Trains are great for middling distances. DC to NYC is great for example. But when you’re talking about DC to SF it just doesn’t work.

It’s really no surprise that trains are popular in Europe and Japan. The areas are small enough to fall in that sweet spot where they work really well. It makes me wonder how many train trips in places like China, India, and Russia are relatively short and semi-local vs. cross country.


I travel to China a couple of times a year to visit vendors. Their primary mode of transportation across the country are high speed trains. In fact, you wouldn’t be able to get a flight in to most cities. Also more efficient when airport time is considered. Just another infrastructure aspect they’ve almost innovated beyond western reach. Just a little embarrassing.


That’s a problem in the US. Some other countries are very, even extremely economical when it comes to sleeper berths.


For the trains I’ve been on, meals and drinks (I forget about alcohol) were included with the sleeper car fares.
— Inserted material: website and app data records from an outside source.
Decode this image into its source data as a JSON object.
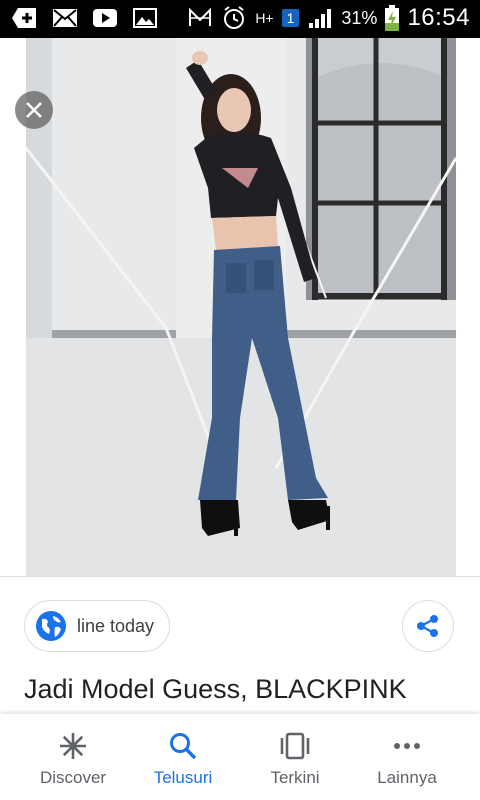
{
  "status_bar": {
    "battery": "31%",
    "time": "16:54",
    "network": "H+",
    "sim_slot": "1",
    "icons": [
      "add-icon",
      "mail-icon",
      "youtube-icon",
      "gallery-icon",
      "nfc-icon",
      "alarm-icon",
      "signal-icon",
      "battery-charging-icon"
    ]
  },
  "viewer": {
    "close_icon": "close-icon"
  },
  "source": {
    "label": "line today",
    "icon": "globe-icon",
    "accent": "#1a73e8"
  },
  "share": {
    "icon": "share-icon"
  },
  "result_title": "Jadi Model Guess, BLACKPINK",
  "bottom_nav": {
    "active_color": "#1a73e8",
    "items": [
      {
        "label": "Discover",
        "icon": "asterisk-icon"
      },
      {
        "label": "Telusuri",
        "icon": "search-icon"
      },
      {
        "label": "Terkini",
        "icon": "recent-cards-icon"
      },
      {
        "label": "Lainnya",
        "icon": "more-dots-icon"
      }
    ]
  }
}
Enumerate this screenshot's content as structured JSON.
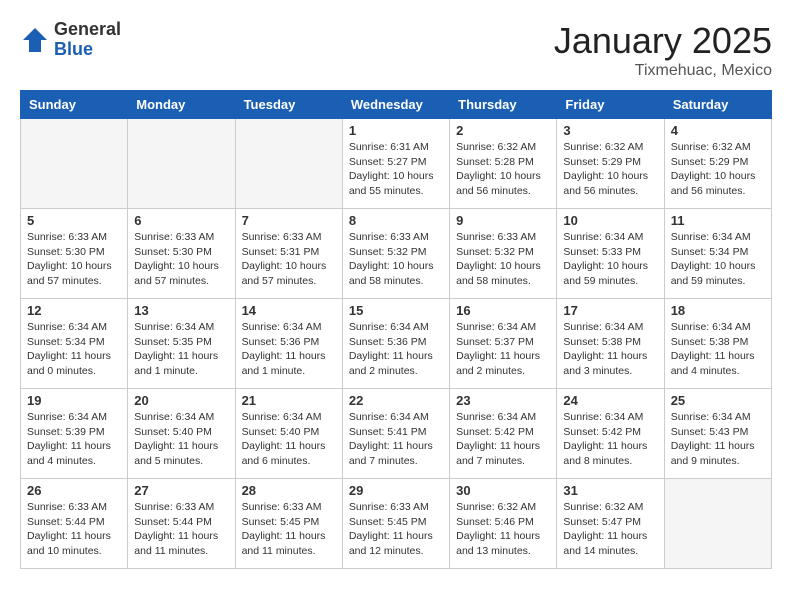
{
  "header": {
    "logo_general": "General",
    "logo_blue": "Blue",
    "month_title": "January 2025",
    "location": "Tixmehuac, Mexico"
  },
  "weekdays": [
    "Sunday",
    "Monday",
    "Tuesday",
    "Wednesday",
    "Thursday",
    "Friday",
    "Saturday"
  ],
  "weeks": [
    [
      {
        "day": "",
        "info": ""
      },
      {
        "day": "",
        "info": ""
      },
      {
        "day": "",
        "info": ""
      },
      {
        "day": "1",
        "info": "Sunrise: 6:31 AM\nSunset: 5:27 PM\nDaylight: 10 hours\nand 55 minutes."
      },
      {
        "day": "2",
        "info": "Sunrise: 6:32 AM\nSunset: 5:28 PM\nDaylight: 10 hours\nand 56 minutes."
      },
      {
        "day": "3",
        "info": "Sunrise: 6:32 AM\nSunset: 5:29 PM\nDaylight: 10 hours\nand 56 minutes."
      },
      {
        "day": "4",
        "info": "Sunrise: 6:32 AM\nSunset: 5:29 PM\nDaylight: 10 hours\nand 56 minutes."
      }
    ],
    [
      {
        "day": "5",
        "info": "Sunrise: 6:33 AM\nSunset: 5:30 PM\nDaylight: 10 hours\nand 57 minutes."
      },
      {
        "day": "6",
        "info": "Sunrise: 6:33 AM\nSunset: 5:30 PM\nDaylight: 10 hours\nand 57 minutes."
      },
      {
        "day": "7",
        "info": "Sunrise: 6:33 AM\nSunset: 5:31 PM\nDaylight: 10 hours\nand 57 minutes."
      },
      {
        "day": "8",
        "info": "Sunrise: 6:33 AM\nSunset: 5:32 PM\nDaylight: 10 hours\nand 58 minutes."
      },
      {
        "day": "9",
        "info": "Sunrise: 6:33 AM\nSunset: 5:32 PM\nDaylight: 10 hours\nand 58 minutes."
      },
      {
        "day": "10",
        "info": "Sunrise: 6:34 AM\nSunset: 5:33 PM\nDaylight: 10 hours\nand 59 minutes."
      },
      {
        "day": "11",
        "info": "Sunrise: 6:34 AM\nSunset: 5:34 PM\nDaylight: 10 hours\nand 59 minutes."
      }
    ],
    [
      {
        "day": "12",
        "info": "Sunrise: 6:34 AM\nSunset: 5:34 PM\nDaylight: 11 hours\nand 0 minutes."
      },
      {
        "day": "13",
        "info": "Sunrise: 6:34 AM\nSunset: 5:35 PM\nDaylight: 11 hours\nand 1 minute."
      },
      {
        "day": "14",
        "info": "Sunrise: 6:34 AM\nSunset: 5:36 PM\nDaylight: 11 hours\nand 1 minute."
      },
      {
        "day": "15",
        "info": "Sunrise: 6:34 AM\nSunset: 5:36 PM\nDaylight: 11 hours\nand 2 minutes."
      },
      {
        "day": "16",
        "info": "Sunrise: 6:34 AM\nSunset: 5:37 PM\nDaylight: 11 hours\nand 2 minutes."
      },
      {
        "day": "17",
        "info": "Sunrise: 6:34 AM\nSunset: 5:38 PM\nDaylight: 11 hours\nand 3 minutes."
      },
      {
        "day": "18",
        "info": "Sunrise: 6:34 AM\nSunset: 5:38 PM\nDaylight: 11 hours\nand 4 minutes."
      }
    ],
    [
      {
        "day": "19",
        "info": "Sunrise: 6:34 AM\nSunset: 5:39 PM\nDaylight: 11 hours\nand 4 minutes."
      },
      {
        "day": "20",
        "info": "Sunrise: 6:34 AM\nSunset: 5:40 PM\nDaylight: 11 hours\nand 5 minutes."
      },
      {
        "day": "21",
        "info": "Sunrise: 6:34 AM\nSunset: 5:40 PM\nDaylight: 11 hours\nand 6 minutes."
      },
      {
        "day": "22",
        "info": "Sunrise: 6:34 AM\nSunset: 5:41 PM\nDaylight: 11 hours\nand 7 minutes."
      },
      {
        "day": "23",
        "info": "Sunrise: 6:34 AM\nSunset: 5:42 PM\nDaylight: 11 hours\nand 7 minutes."
      },
      {
        "day": "24",
        "info": "Sunrise: 6:34 AM\nSunset: 5:42 PM\nDaylight: 11 hours\nand 8 minutes."
      },
      {
        "day": "25",
        "info": "Sunrise: 6:34 AM\nSunset: 5:43 PM\nDaylight: 11 hours\nand 9 minutes."
      }
    ],
    [
      {
        "day": "26",
        "info": "Sunrise: 6:33 AM\nSunset: 5:44 PM\nDaylight: 11 hours\nand 10 minutes."
      },
      {
        "day": "27",
        "info": "Sunrise: 6:33 AM\nSunset: 5:44 PM\nDaylight: 11 hours\nand 11 minutes."
      },
      {
        "day": "28",
        "info": "Sunrise: 6:33 AM\nSunset: 5:45 PM\nDaylight: 11 hours\nand 11 minutes."
      },
      {
        "day": "29",
        "info": "Sunrise: 6:33 AM\nSunset: 5:45 PM\nDaylight: 11 hours\nand 12 minutes."
      },
      {
        "day": "30",
        "info": "Sunrise: 6:32 AM\nSunset: 5:46 PM\nDaylight: 11 hours\nand 13 minutes."
      },
      {
        "day": "31",
        "info": "Sunrise: 6:32 AM\nSunset: 5:47 PM\nDaylight: 11 hours\nand 14 minutes."
      },
      {
        "day": "",
        "info": ""
      }
    ]
  ]
}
In China most airports are outside the city center while train stations are dead center or within 30 minutes. So that’s the first hour that has to be cut from the travel time. Trains aren’t effected by the weather. The bullet train speeds are about 300km/hr. and planes are about 500km/hr. No western food is available. The trains can be crowded by the seats are much bigger. Overall I prefer the trains and skip the airport/baggage hassle.


I’m all for night trains in Europe. They’re fairly successful in Japan as well (where I ride the train instead of flying whenever possible).

Unfortunately, the rail infrastructure is nowhere near being developed enough to support night trains in the US (except maybe the BOS-WASH corridor). The highway system, however, is quite developed.

I could see Tesla coming out with a specific ‘sleeper pod’ minivan or something slightly larger for just this purpose if the money were there.


What also works really well in Europe and Japan is the last mile problem. When you travel around most European and Japanese regions, you never have to worry about schedules, transfers, parking, etc. You just go to the station and hop on the next train. Stations are located in central areas and are well connected to local public transportation networks. It’s extremely efficient which promotes ridership which promotes more usage and viability.

No matter how hard we try it seems impossible to replicate across the US. It’s a physical manifestation of the network effect writ large.